My friend, Brady, writes everything down. Multiple journals, mostly hardcover with ornate designs of hearts or flowers scatter amongst her coffee table and other various areas throughout her apartment. Her purse is never without one and ink is abundant. She literally has dozens of them filled with shopping lists, to-do lists, meeting minutes, study notes from her bible time, Spanish words, things God has said to her, things she says to Him and anything else. Though I didn’t know her in her waitressing days, I can assure you that her guests never had that uneasy feeling she was going to mess up their order in her fancy attempt to memorize the entire order sans notepad. A few months ago Trevor had rotator cuff surgery at a big hospital here in the Dominican Republic, and to say the experience was a comedy-of-errors is being polite.
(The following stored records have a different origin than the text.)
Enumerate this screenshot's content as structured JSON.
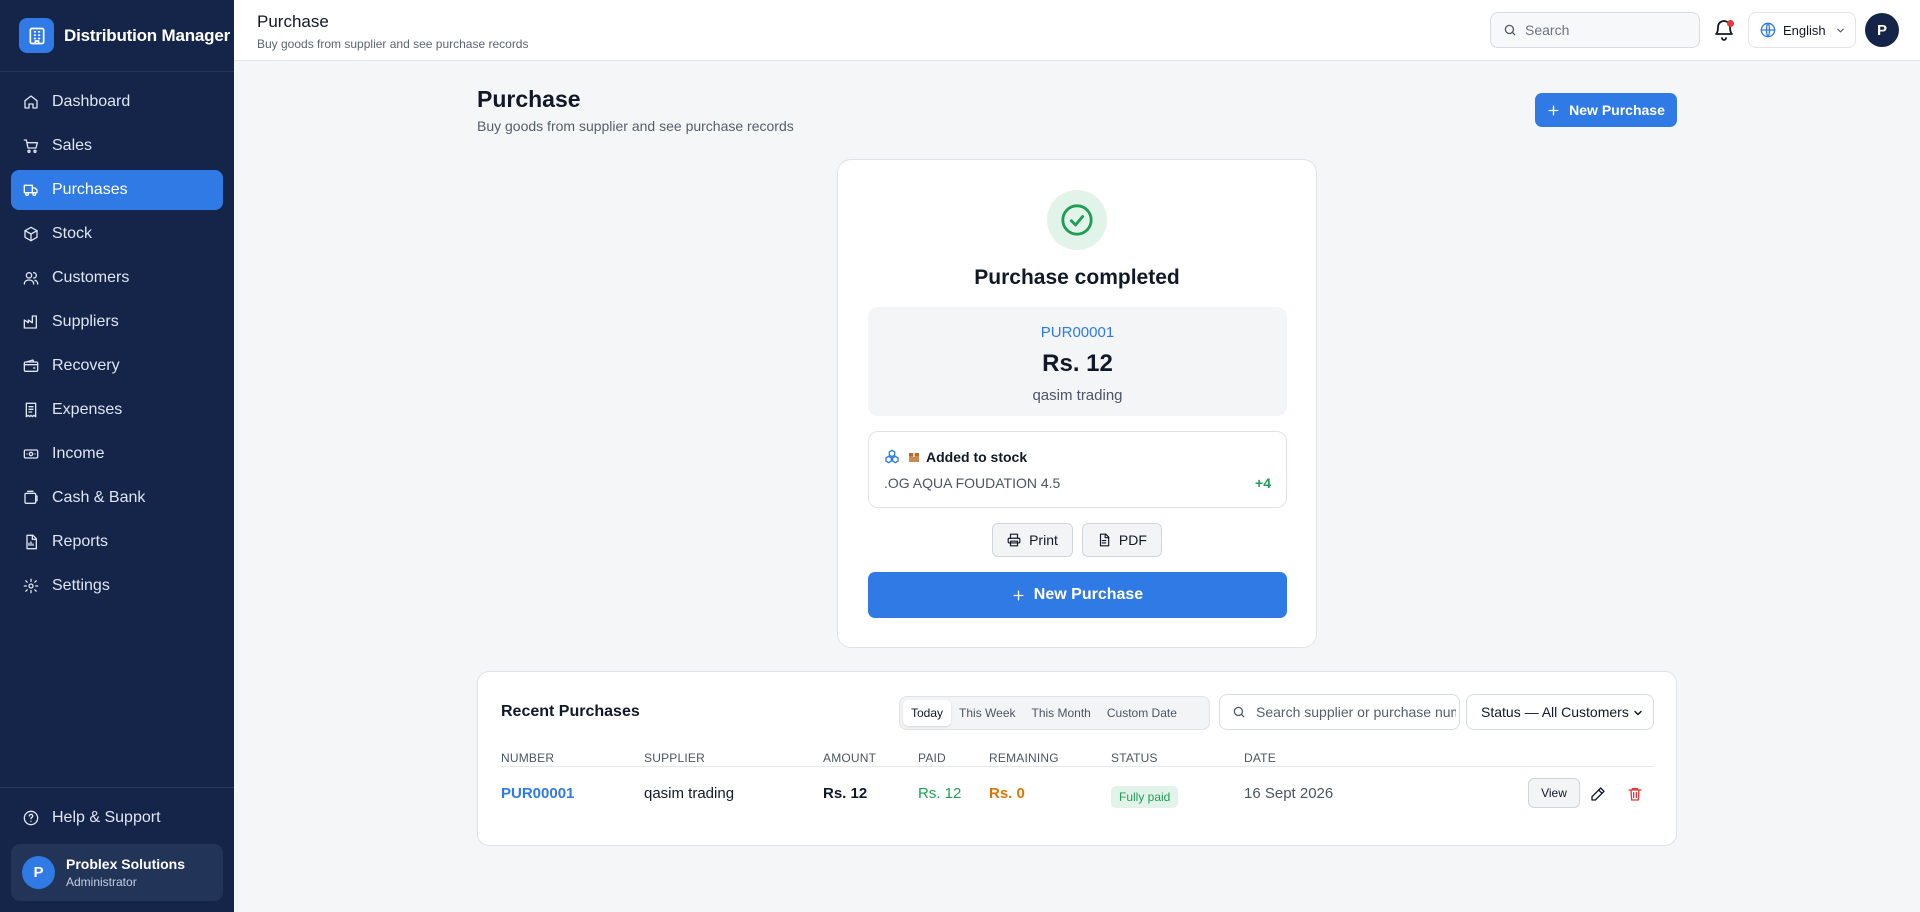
{
  "app": {
    "brand": "Distribution Manager"
  },
  "sidebar": {
    "items": [
      {
        "label": "Dashboard",
        "icon": "home-icon"
      },
      {
        "label": "Sales",
        "icon": "cart-icon"
      },
      {
        "label": "Purchases",
        "icon": "truck-icon"
      },
      {
        "label": "Stock",
        "icon": "box-icon"
      },
      {
        "label": "Customers",
        "icon": "users-icon"
      },
      {
        "label": "Suppliers",
        "icon": "factory-icon"
      },
      {
        "label": "Recovery",
        "icon": "wallet-icon"
      },
      {
        "label": "Expenses",
        "icon": "receipt-icon"
      },
      {
        "label": "Income",
        "icon": "banknote-icon"
      },
      {
        "label": "Cash & Bank",
        "icon": "bank-icon"
      },
      {
        "label": "Reports",
        "icon": "report-icon"
      },
      {
        "label": "Settings",
        "icon": "gear-icon"
      }
    ],
    "active": "Purchases",
    "help_label": "Help & Support",
    "user": {
      "initial": "P",
      "name": "Problex Solutions",
      "role": "Administrator"
    }
  },
  "topbar": {
    "title": "Purchase",
    "subtitle": "Buy goods from supplier and see purchase records",
    "search_placeholder": "Search",
    "language": "English",
    "avatar_initial": "P"
  },
  "page": {
    "title": "Purchase",
    "subtitle": "Buy goods from supplier and see purchase records",
    "new_purchase_label": "New Purchase"
  },
  "completion": {
    "heading": "Purchase completed",
    "number": "PUR00001",
    "amount": "Rs. 12",
    "supplier": "qasim trading",
    "stock_heading": "Added to stock",
    "stock_item": ".OG AQUA FOUDATION 4.5",
    "stock_qty": "+4",
    "print_label": "Print",
    "pdf_label": "PDF",
    "new_purchase_label": "New Purchase"
  },
  "recent": {
    "title": "Recent Purchases",
    "tabs": [
      "Today",
      "This Week",
      "This Month",
      "Custom Date"
    ],
    "active_tab": "Today",
    "search_placeholder": "Search supplier or purchase number",
    "status_filter": "Status — All Customers",
    "columns": [
      "NUMBER",
      "SUPPLIER",
      "AMOUNT",
      "PAID",
      "REMAINING",
      "STATUS",
      "DATE"
    ],
    "rows": [
      {
        "number": "PUR00001",
        "supplier": "qasim trading",
        "amount": "Rs. 12",
        "paid": "Rs. 12",
        "remaining": "Rs. 0",
        "status": "Fully paid",
        "date": "16 Sept 2026",
        "view_label": "View"
      }
    ]
  },
  "colors": {
    "sidebar_bg": "#152449",
    "accent": "#2f7ae5",
    "success": "#1f9d55",
    "warning": "#d97706",
    "danger": "#e5383b"
  }
}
Brady accompanied me in the hospital for moral support and we belly-laughed for days about the about the $3,000 hospital bill hand-scrawled on a receipt pad, the computer system which is not one but actually a system of spiral notebooks, and the wild-goose chase we were sent on to get change for our payment. She told me several times, “you have GOT to write this stuff down! People are never going to believe it.” When I returned to the hospital without her, she texted me, “R U writing this stuff down?”
As we rounded the last corner home on a grueling August afternoon walk, Brady says to me, “I think you should blog more.”
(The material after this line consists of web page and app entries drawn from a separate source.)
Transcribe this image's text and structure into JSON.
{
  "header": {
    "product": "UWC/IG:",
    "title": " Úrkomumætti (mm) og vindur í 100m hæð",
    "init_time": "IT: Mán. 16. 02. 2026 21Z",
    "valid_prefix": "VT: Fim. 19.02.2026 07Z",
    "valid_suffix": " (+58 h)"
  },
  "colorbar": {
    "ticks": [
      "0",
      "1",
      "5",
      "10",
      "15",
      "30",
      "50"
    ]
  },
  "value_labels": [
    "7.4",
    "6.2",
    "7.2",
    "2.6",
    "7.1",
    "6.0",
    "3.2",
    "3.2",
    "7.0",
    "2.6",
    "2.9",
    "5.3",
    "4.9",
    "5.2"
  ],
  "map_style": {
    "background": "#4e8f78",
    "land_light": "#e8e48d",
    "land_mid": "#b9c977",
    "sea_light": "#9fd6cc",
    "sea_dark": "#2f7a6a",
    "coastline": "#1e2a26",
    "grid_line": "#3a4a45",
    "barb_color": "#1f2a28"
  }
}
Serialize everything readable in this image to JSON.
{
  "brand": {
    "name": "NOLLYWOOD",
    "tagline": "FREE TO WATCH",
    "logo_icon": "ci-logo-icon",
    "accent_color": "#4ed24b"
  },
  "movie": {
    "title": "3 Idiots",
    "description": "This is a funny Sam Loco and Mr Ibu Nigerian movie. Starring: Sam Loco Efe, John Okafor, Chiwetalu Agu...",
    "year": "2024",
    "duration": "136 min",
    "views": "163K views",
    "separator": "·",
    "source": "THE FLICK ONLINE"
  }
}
I hear what she says, and I have that indescribable feeling of “something” when you know that the words that were said were more than just words, and it’s more like you were just served your next orders for life. But for the moment I brushed it off like she had said something mundane like, “I think you should wear more blue,” or “I think you should take more vitamin C.” And my verbal response to her was short, and while I didn’t mean to sound offhand, I said something like, “I dunno, maybe. You and I are different and it’s easy for you to put your words out there for the world.” I got off-the-hook and she dropped the subject.
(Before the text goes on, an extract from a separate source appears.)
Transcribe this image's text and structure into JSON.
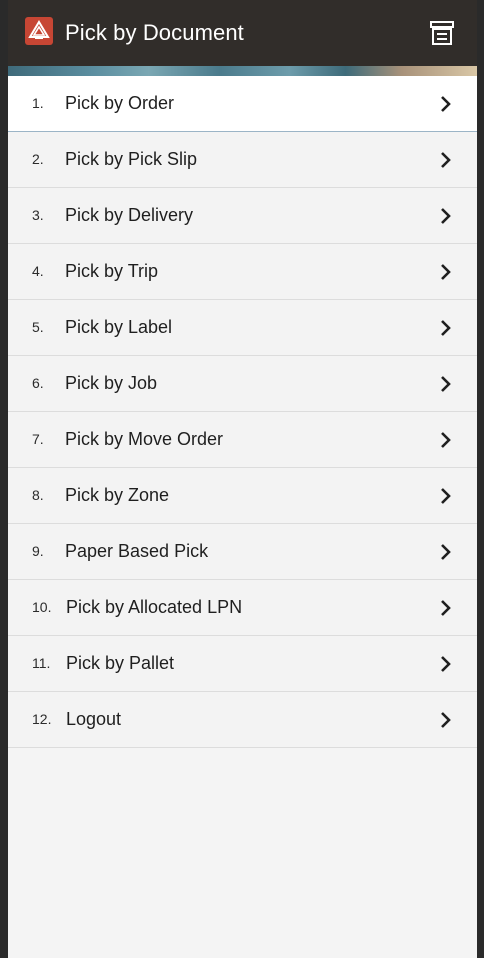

Brady writes down anything that is worthy of remembering. Memories become immortal on the pages of her journals. Whatever she is thinking, she writes. I am a writer, too, but I usually write so that I can know what it is that I am thinking. I started reading Ann Voskamp’s, One Thousand Gifts, which is a memoire of one woman’s ability to find true joy through thanksgiving as she writes an ongoing list of life’s blessings. She quotes John Piper, to say, “that there are eyes in pencils and in pens.” And for me that is true, too. When I need to forgive someone that seems too unforgivable, I have found one of the easiest ways to accomplish this is to write them a letter, even though I almost never send it. When I am confused on a lesson that God is trying to teach me, I start writing and thoughts that couldn’t be formulated on their own, now stand. Although I am loving her book, Ann’s concept of literally writing down your blessings is not a new one to me. I did this years ago, when I felt a temporary depression start to settle in because I was struggling with living with a blood disease. I needed God-time so I rode my watermelon-red beach cruiser to a lake near our home, and as I contemplated Philippians 4:6 which reminds us to present our requests to God “with thanksgiving” I started my own list of blessings on a yellow legal pad. It was easy to come up with them because we had just returned from a mission trip to Honduras where we witnessed some of the poorest conditions in the world. I was thankful for my dishwasher, my car, my kid’s preschool, my doctor. And there was power in my list, too. Usually I start writing about something that inspires me, and something more valuable is inevitably revealed to myself.
And I thought about Brady’s words to me about blogging. It was a dare that required courage that doesn’t come from me alone. Because when I talk, I almost always mess it up. Time after time I feel so misunderstood. “That’s not what I meant!” is a common theme. So the thought of putting words on paper, or better yet the World Wide Web, where everyone I do and don’t know can poke holes in my words and thoughts was terrifying. I wasn’t always this way. When I was in the sixth grade, I entered an essay contest for the Daughter’s of the American Revolution (D.A.R.) on some patriotic topic. I received a gold medal and was asked to read my award-winning essay on the local AM station at some ungodly hour in the morning. I don’t think I was nervous, but I think I thought I was probably pretty awesome, and that I was most definitely some form of a local celebrity. But I had excellent training. Over the years, I spent countless hours pouring over details of proses and research papers at the kitchen table of my Grandma Sebree, who happens to be the best writing teacher I know. God has blessed me with a gift of gab, but only on paper.
While I didn’t express it fully, I accepted Brady’s “dare” and committed to more [deep breaths] blogging. And whether anyone reads what I write or not (and the fraidy cat in me secretly hopes that they don’t), it is cheap therapy for my soul.
Do you journal or blog? If so, what is the purpose?
You can read Brady’s blog here.